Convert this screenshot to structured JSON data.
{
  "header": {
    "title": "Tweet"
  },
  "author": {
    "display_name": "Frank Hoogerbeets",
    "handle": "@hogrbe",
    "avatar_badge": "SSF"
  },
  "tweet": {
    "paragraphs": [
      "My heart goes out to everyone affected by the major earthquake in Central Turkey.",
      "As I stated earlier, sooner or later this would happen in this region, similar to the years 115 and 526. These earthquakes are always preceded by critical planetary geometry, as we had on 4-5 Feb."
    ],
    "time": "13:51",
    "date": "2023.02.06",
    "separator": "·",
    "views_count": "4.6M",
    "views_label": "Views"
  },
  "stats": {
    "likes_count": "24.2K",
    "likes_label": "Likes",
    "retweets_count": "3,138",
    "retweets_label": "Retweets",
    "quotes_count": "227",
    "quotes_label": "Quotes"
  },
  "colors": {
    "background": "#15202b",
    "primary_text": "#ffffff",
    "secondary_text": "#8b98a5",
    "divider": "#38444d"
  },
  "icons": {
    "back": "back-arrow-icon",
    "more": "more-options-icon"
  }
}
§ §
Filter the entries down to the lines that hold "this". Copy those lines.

Convert this screenshot to structured JSON data.
      "As I stated earlier, sooner or later this would happen in this region, similar to the years 115 and 526. These earthquakes are always preceded by critical planetary geometry, as we had on 4-5 Feb."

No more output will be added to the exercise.